The boat has a new name. I finally threw one out there that everyone liked, so hopefully she is on her way to becoming part of the family. Oh, it's Sea Glass. We took a great vacation last Summer out to Chebeague Island, and combing the beach there for sea glass was just about our favorite thing to do. We got loads of it!

April 1: Upon uncovering the boat to clean it up for Tim, who was coming out to do a pre-haul inspection, I was greeted with an absolute mess down below. A squirrel had taken up residence in the v-berth, thoroughly trashed things, chewed a few access panels and other wood throughout, and to top it off, had babies - four of them. We delivered them to a local animal rescue guy who took them in. I named them O-Ring, Gasket, Filter and Impeller for obvious reasons. The boat name was almost changed to Squirrel.

Boat work: I got the lead pig out of the bilge, the portlights removed, the rub rail, everything to try and use Tim's time better. I could go on, but speaking of using time, I really need to get things together for tomorrow's haul. Way too much to do and too little time...

I'll add the link to Tim's site to the right. He'll log the progress better than I ever could.

Wednesday, October 11, 2006

End of Season Retrospective

So there it is. One summer. Gone. Looking at this picture, it sure doesn't seem like much was accomplished, but that is simply not true. The original goal was to get the decks recored, faired and painted and the boat splashed by August . (Swing and a miss!) At least the side decks are recored and the recore learning curve is mostly behind me. All that's left for this season is to button the boat up for the winter and sneak in mini projects on the nice days until the cold weather is here to stay. I'm thinking I'll at leat set up some sort of workshop in the basement and attempt some varnshing over the winter. Discouraging? Yes. Feeling somewhat accomplished? Yes. I learned a lot.

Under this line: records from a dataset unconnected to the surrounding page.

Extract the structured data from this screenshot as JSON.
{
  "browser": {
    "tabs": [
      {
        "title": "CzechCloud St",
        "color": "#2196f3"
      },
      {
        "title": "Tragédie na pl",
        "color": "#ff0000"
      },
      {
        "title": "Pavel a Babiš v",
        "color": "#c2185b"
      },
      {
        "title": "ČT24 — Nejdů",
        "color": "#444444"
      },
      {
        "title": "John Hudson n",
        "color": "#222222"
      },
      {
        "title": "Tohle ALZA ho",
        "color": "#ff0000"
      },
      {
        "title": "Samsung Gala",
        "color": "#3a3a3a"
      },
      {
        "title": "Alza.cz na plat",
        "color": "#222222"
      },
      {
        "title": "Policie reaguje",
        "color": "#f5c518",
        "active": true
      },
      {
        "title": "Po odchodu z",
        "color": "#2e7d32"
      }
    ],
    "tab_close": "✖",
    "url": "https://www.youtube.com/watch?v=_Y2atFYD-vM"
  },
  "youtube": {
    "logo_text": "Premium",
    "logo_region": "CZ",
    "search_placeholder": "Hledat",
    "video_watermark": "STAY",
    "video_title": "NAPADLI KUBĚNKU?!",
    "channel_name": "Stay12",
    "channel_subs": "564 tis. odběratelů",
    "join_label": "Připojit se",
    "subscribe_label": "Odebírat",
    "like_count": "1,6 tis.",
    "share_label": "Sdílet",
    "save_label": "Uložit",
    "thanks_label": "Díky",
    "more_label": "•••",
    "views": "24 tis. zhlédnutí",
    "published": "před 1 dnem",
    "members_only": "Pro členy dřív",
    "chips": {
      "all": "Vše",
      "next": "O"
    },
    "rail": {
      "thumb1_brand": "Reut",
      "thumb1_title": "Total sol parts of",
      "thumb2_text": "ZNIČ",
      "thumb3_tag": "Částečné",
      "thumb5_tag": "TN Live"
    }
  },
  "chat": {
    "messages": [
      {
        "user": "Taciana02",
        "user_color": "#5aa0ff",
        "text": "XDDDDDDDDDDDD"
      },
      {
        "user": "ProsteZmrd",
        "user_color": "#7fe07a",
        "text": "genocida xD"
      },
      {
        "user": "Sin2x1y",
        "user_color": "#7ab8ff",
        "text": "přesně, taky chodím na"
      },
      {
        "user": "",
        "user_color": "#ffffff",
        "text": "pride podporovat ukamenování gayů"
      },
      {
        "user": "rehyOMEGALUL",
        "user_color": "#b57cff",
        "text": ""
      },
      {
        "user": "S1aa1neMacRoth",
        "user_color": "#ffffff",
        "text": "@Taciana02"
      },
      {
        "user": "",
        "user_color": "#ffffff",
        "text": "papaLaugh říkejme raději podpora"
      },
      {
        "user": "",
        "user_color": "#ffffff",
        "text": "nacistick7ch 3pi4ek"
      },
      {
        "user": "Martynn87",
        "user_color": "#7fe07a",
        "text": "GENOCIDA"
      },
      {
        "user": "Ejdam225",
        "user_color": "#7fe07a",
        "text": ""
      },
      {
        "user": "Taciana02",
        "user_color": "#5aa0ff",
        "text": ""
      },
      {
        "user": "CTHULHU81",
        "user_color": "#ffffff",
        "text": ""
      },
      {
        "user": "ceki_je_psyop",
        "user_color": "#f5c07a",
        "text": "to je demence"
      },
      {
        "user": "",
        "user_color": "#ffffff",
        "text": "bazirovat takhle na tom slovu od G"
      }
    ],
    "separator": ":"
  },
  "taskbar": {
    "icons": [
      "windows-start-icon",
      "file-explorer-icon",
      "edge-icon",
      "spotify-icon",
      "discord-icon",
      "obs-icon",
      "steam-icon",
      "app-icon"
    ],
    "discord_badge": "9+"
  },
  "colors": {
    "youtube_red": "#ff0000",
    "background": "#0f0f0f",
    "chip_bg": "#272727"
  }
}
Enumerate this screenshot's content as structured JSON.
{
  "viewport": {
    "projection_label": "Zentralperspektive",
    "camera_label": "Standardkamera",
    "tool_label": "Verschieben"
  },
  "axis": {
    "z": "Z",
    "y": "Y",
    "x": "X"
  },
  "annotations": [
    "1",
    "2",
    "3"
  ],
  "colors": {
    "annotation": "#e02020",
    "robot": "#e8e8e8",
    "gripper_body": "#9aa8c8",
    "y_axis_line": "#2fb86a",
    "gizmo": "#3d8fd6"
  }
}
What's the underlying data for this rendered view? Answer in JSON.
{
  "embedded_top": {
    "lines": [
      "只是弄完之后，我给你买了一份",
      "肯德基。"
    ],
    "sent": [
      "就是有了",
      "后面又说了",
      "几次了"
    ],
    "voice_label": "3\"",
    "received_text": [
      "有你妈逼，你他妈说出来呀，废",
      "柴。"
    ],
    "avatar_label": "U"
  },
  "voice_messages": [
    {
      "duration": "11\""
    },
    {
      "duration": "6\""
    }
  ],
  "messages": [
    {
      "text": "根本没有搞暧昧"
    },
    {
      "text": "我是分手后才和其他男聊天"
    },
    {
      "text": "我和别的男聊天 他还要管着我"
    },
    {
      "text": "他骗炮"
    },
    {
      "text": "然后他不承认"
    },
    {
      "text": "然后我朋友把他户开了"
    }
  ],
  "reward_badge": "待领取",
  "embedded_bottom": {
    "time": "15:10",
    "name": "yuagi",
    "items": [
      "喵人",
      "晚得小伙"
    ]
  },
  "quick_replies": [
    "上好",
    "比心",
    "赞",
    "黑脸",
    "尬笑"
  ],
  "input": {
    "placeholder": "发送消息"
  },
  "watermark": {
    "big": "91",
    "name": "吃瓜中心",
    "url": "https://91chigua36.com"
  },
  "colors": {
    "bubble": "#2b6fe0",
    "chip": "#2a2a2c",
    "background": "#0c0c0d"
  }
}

Some observations/tips in no partcualr order:
1. Time. Tim L. said it, people on the forums said it, I now beleive it. It takes lots and it is a huge commitment. In hindsight, I would have gladly bitten the bullet and paid $$ to have it done whe I had the chance, and then enjoyed my Summer sailing with the family. On the flip side, when it's done, I'll be very proud of my little boat and apprecaite every moment that I'm out sailing with the family all the more.
2. Shelter. DO NOT think you can do it with simply a tarp - or at least resign yourself to the fact that you will spend a ton of invaluable project time covering and recovering and trying to figure out how to better cover and recover the boat. Even a canopy over the boat would be worlds better than my setup.
3. Staging. Good move. Spend the time up front, do it and save your back.
4. The 7535 Porter Cable sander has been great. Although at times (like when I was grinding through the POs deck paint, the original non-skid and the original gel coat) I wanted more bang for the buck. I used 60 grit sanding disks. I think I'll try out some 40 grit for the next go-round. Also, I'm wondering if a genuine "grinder" might be a good investment. I'd also consider a sander with a vacuum attachment. Never used one, but grinding sucks - anything to make it less annoying.
5. Dive in and just do it. Get what you think you need and just do it. It's not rocket science. Only I, and maybe a few others, could screw up mixing the epoxy. Even so, worst case, it can be undone and redone. For me, doing the best way to learn. You even learn when you screw up!

I am far from done.

Thursday, October 05, 2006

Port Side Deck recored...

Well, yesterday evening after work, I started glassing the port side deck, and Scott came to my aid a little later. It sure is nice to have a helping hand. He is much appreciated.

By 6:30, I already had to go dig out the plug-in shop light and hang it over the boat so we could see. The sun is setting by 6:15 these days and the temperatures are beginning to plummet at night, so I'm thinking it is the end of deck work for the season. We finished by 7:30, shortly before the rain started.

Hopefully, I'll be able to tackle some other jobs over the Winter in the basement, and get back to the decks first thing in the Spring. I think I'd kill for indoor storage...